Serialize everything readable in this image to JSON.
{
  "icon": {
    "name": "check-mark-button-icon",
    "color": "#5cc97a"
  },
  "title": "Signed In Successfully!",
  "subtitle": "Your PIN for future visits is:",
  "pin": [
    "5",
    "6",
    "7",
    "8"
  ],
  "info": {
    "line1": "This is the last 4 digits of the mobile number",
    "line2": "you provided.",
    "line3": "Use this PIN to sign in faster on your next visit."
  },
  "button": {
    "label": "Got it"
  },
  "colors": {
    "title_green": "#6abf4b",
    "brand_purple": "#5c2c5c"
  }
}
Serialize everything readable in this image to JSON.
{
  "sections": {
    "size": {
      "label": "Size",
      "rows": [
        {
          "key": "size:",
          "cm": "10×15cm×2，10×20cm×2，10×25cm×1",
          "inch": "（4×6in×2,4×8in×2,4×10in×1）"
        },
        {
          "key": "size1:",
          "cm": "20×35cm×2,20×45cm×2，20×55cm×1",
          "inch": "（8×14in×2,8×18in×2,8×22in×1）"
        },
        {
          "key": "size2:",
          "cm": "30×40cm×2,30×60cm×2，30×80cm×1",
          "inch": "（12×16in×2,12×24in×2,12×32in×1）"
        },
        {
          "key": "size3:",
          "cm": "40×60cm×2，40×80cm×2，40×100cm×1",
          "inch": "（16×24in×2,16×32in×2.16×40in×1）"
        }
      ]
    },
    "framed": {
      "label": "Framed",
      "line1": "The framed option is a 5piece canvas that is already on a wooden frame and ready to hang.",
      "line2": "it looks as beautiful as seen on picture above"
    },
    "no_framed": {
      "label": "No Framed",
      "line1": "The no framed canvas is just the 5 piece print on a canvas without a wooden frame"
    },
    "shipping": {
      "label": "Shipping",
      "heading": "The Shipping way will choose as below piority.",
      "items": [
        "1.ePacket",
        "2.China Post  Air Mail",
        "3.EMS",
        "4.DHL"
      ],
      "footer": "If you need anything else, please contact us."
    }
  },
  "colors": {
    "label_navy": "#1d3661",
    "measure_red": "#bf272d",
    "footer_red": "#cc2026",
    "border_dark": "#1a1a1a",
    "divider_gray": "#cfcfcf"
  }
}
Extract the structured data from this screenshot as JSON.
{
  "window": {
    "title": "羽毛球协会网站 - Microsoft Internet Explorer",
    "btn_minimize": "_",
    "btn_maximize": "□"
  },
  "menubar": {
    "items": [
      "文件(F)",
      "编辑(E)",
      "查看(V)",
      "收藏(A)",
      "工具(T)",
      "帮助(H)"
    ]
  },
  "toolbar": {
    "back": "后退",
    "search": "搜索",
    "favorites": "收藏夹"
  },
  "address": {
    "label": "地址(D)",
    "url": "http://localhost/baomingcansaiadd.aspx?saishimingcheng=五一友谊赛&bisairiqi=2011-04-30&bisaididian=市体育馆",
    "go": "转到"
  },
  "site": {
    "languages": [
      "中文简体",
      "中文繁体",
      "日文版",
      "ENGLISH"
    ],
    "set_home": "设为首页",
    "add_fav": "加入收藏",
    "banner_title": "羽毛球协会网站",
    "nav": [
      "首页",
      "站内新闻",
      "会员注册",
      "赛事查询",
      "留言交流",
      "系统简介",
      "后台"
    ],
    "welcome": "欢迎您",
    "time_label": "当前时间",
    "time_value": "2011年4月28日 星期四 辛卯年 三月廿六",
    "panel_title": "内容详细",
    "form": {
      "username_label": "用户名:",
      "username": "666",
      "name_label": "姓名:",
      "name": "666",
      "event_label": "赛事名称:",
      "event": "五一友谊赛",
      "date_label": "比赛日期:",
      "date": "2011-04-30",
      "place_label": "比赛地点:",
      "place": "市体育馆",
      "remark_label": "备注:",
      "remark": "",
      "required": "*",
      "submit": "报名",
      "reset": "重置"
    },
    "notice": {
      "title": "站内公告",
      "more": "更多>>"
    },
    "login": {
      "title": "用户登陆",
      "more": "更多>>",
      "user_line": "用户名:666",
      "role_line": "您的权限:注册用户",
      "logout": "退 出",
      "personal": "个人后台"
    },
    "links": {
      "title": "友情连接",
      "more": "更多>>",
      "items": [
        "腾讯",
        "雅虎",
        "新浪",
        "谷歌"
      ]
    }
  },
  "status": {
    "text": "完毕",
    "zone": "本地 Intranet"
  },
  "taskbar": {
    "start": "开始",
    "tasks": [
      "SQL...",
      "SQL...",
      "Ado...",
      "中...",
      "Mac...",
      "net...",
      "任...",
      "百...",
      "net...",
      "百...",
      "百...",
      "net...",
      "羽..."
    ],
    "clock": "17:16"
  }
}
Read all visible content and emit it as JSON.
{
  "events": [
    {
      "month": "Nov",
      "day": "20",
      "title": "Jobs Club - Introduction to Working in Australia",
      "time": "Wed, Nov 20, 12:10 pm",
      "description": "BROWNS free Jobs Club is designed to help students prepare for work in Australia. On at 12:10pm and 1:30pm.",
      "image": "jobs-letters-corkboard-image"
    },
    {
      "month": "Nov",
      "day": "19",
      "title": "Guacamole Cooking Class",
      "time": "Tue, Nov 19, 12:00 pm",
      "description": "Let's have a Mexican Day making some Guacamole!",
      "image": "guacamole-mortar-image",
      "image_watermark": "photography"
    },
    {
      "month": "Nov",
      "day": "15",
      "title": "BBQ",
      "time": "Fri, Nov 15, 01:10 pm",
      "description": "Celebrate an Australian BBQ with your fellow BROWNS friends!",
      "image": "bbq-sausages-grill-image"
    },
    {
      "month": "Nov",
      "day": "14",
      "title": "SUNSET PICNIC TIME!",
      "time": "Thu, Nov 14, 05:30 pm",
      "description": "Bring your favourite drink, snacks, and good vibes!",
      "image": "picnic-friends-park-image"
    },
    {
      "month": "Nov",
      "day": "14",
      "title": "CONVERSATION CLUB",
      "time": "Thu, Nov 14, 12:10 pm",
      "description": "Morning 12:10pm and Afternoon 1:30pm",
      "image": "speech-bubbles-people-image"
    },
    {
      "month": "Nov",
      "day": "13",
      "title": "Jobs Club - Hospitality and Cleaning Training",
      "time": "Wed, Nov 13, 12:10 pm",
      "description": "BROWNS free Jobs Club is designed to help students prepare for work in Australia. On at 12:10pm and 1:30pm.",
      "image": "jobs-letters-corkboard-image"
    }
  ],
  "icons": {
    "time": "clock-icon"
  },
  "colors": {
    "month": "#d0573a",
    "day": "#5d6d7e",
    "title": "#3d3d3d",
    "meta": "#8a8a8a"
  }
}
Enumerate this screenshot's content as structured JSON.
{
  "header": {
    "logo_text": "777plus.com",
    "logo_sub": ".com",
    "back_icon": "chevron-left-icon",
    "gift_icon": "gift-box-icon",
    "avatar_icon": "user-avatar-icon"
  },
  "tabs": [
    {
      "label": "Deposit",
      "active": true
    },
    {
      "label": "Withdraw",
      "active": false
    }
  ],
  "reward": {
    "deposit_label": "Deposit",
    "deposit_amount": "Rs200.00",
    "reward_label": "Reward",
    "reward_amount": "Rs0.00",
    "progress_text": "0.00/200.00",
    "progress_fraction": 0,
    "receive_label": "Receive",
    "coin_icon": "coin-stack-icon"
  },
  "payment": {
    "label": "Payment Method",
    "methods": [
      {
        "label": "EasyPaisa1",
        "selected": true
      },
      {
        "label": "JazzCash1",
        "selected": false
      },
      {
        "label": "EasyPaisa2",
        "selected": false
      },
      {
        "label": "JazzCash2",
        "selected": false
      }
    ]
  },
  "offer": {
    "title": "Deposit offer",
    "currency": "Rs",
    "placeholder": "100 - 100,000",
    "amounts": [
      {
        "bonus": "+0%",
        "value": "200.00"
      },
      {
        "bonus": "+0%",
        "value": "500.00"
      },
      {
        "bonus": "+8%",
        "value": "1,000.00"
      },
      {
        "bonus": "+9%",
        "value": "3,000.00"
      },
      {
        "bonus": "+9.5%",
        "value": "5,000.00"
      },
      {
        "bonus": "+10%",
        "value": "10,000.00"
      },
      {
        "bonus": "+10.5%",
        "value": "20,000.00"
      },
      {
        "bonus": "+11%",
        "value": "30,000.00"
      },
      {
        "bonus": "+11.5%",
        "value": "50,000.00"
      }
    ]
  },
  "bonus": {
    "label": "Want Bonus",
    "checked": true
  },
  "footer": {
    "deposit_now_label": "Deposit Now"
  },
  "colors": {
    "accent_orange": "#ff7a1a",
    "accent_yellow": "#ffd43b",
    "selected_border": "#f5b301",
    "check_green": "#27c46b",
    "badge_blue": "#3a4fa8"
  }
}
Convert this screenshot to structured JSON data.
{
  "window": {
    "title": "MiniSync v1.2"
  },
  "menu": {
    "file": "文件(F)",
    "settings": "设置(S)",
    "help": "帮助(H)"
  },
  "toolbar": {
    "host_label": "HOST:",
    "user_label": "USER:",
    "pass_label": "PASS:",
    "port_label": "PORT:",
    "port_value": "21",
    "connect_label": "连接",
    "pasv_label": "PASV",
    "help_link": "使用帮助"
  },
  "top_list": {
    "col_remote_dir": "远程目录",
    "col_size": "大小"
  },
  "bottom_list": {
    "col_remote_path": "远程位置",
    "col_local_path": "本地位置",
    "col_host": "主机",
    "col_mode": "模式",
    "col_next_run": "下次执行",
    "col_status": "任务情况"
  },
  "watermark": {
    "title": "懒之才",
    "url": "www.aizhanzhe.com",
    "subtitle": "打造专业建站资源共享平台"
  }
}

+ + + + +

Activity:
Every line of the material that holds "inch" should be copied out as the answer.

Result of this exercise:
          "inch": "（4×6in×2,4×8in×2,4×10in×1）"
          "inch": "（8×14in×2,8×18in×2,8×22in×1）"
          "inch": "（12×16in×2,12×24in×2,12×32in×1）"
          "inch": "（16×24in×2,16×32in×2.16×40in×1）"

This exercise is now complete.